awk '{ gsub(/$|$/, ""); line = line " -v=" $NF " "$1; } \
END  { print line; }' > gems-versions

chruby ruby-2.0.0-p0
gem install cat gems-versions

First, I switched to ruby-2.0.0-rc1 with 'chruby' in order to make a list of available gems. Then, in order to parse the list of gems I piped it to the awk command. Here is what it does:

• Removes parenthesis that enclose gem versions in each line with gsub(/$|$/, "").
• Concatenates gem version with its name in a single line in the form that the gem install command understands (i.e -v=<gem-version> <gem-name>) with line=line " -v="$NF" "$1. $NF and$1 denote the gem's version number and name respectively.
• Prints the concatenated line in the 'gems-versions' file at the end.

After I created the list of gems I switched to ruby-2.0.0-p0 and installed gems with: gem install cat gems-versions.

It is easy to adjust this to the similar use cases. If we want, for instance, to install all gem versions that are already present in the previous Ruby version the awk that will parse all gem versions will look something like this:

chruby ruby-2.0.0-p0

gem list | \
awk '{ gsub(/\)/,""); gsub(/\(|,\s/, " " $1":"); \$1=""; line = line " " $0} END { print line }' > gems-versions chruby ruby-2.0.0-p0 gem install cat gems-versions Everything is almost the same as in the previous case except there are a couple of extra awk commands to add. • gsub(/)/,""); gsub(/(|,\s/, " "$1":") replaces string xgem (2.0, 1.0) with xgem xgem:2.0 xgem:1.0
• $1="" sets the first field (a gem name) to the empty string so the output string becomes gem_x:1.0 gem_x:2.0 which should be valid input for the gem install command. • line = line " "$0 concatenates the output string \$0 to the line variable which will be saved to the gems-versions file.

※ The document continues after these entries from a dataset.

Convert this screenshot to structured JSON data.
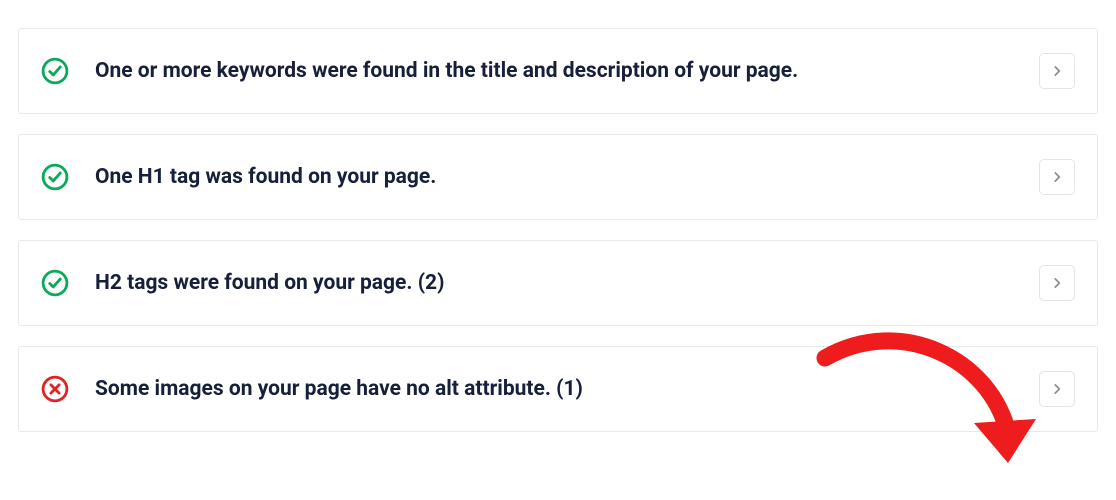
{
  "colors": {
    "success": "#0aaa5a",
    "error": "#e02424",
    "text": "#17203a",
    "chevron": "#8a8f99",
    "annotation": "#ee1c1c"
  },
  "items": [
    {
      "status": "success",
      "text": "One or more keywords were found in the title and description of your page."
    },
    {
      "status": "success",
      "text": "One H1 tag was found on your page."
    },
    {
      "status": "success",
      "text": "H2 tags were found on your page. (2)"
    },
    {
      "status": "error",
      "text": "Some images on your page have no alt attribute. (1)"
    }
  ]
}
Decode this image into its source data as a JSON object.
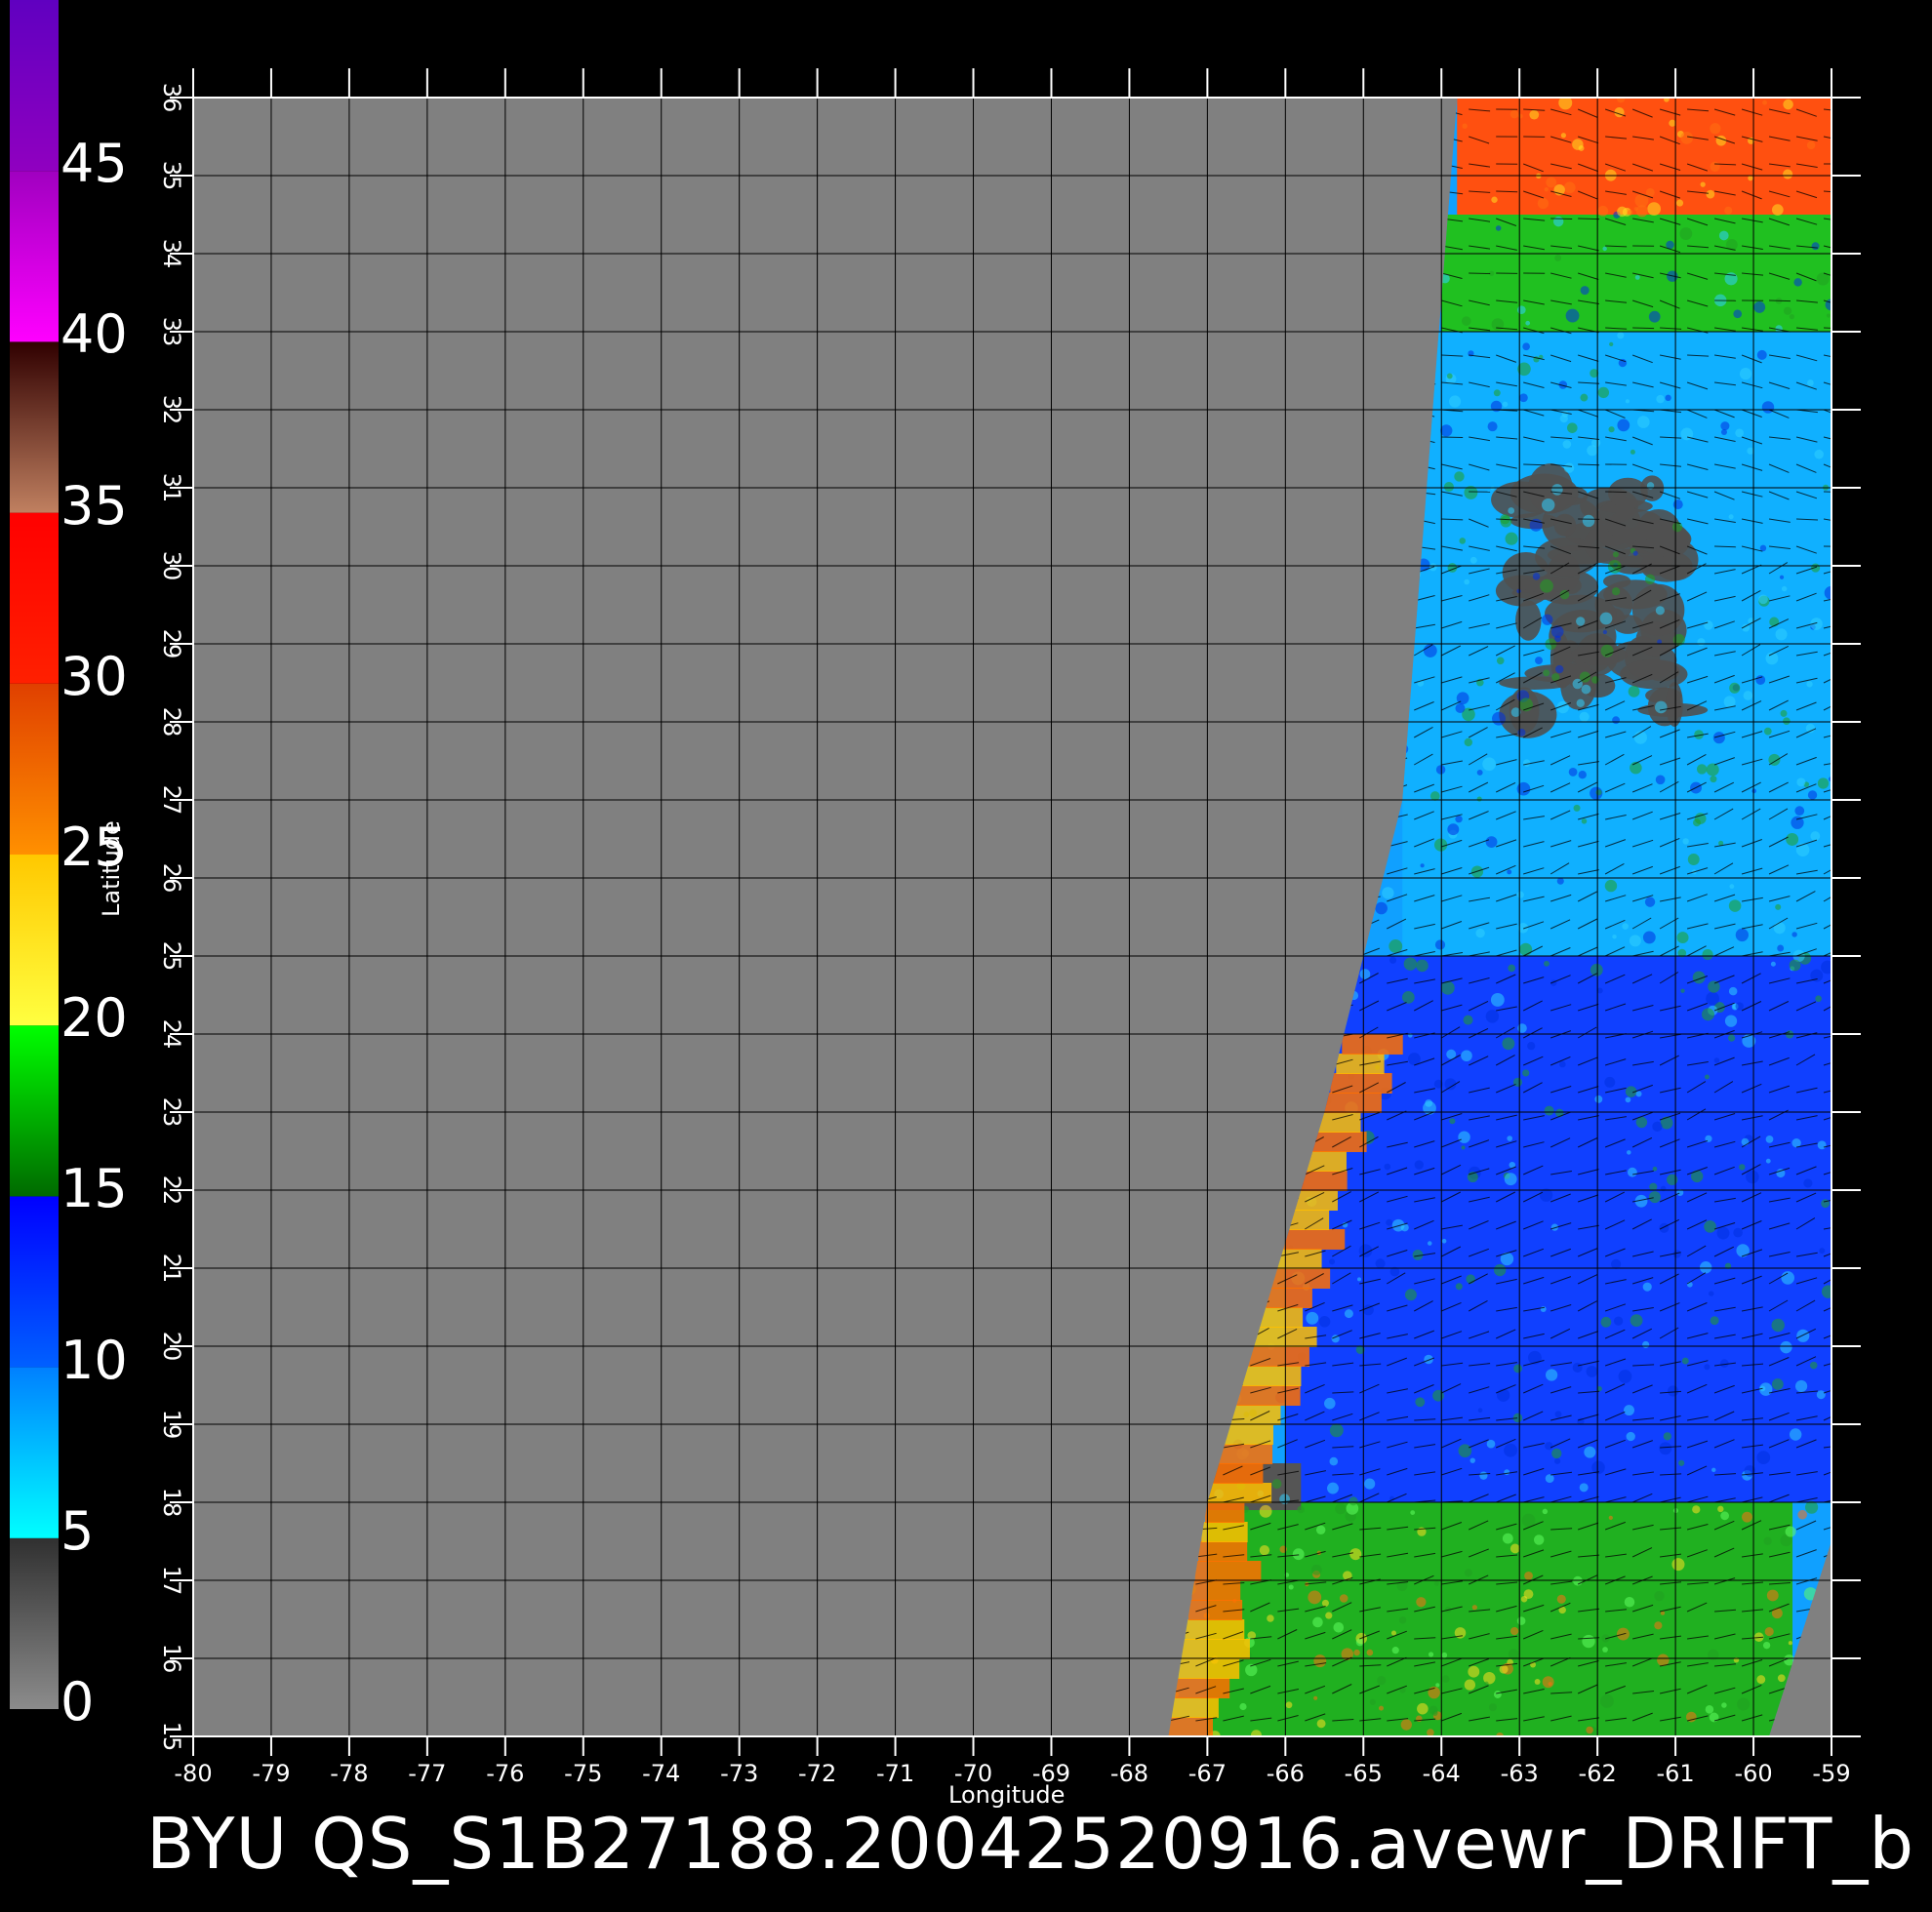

# Automount With Udisks in Arch Linux

published: 27 Jan 2013

When it became obvious that systemd was going to replace sysvinit and init scripts I switched to systemd and experienced several issues in the process. One of those was that the system couldn't automount usb drives any more.

Before the transition I used devmon which was started in .xinitrc before windows manager with ck-launch-session bash -c "devmon & ..." command and it worked seamlessly. However, after the upgrade the devmon was broken. No matter whether it was issued manually in terminal or from the .xinitrc script, it reported the following error:

Poll for media failed: Not Authorized
device: [/dev/sdb1]
...
mountdev /dev/sdb1 DNC vfat
devmon: mount /dev/sdb1 --mount-options noexec,nosuid,noatime    (DNC)
Mount failed: Not Authorized
devmon: error mounting /dev/sdb1 (0)
...
udisks functions are not authorized through policykit,
so devmon cannot automount drives.
...

I also tried udiskie, another automatic disk mounter that uses udisks, and it failed to mount disk with the similar message:

attempting to mount device /org/freedesktop/UDisks/devices/sdb1 (vfat:[])
failed to mount device /org/freedesktop/UDisks/devices/sdb1:
org.freedesktop.UDisks.Error.PermissionDenied: Not Authorized

Obviously the problem was not devmon, nor udiskie. Somehow udisks functions were no longer authorized through policykit... It was clear that I should famialirize myself with polkit and find out how to authorize udisks actions.

From polkit(8) manpages I learned that in order to authorize disk mounting I should write polkit rule. These rules are placed in /etc/polkit-1/rules.d/ and /usr/share/polkit-1/rules.d/ directories in files with .rules extension. Both directories are monitored by polkitd process. If rule is changed, added or removed all rules are processed again.

So I added /etc/polkit-1/rules.d/10-udisks-automount.rules file with the following rule: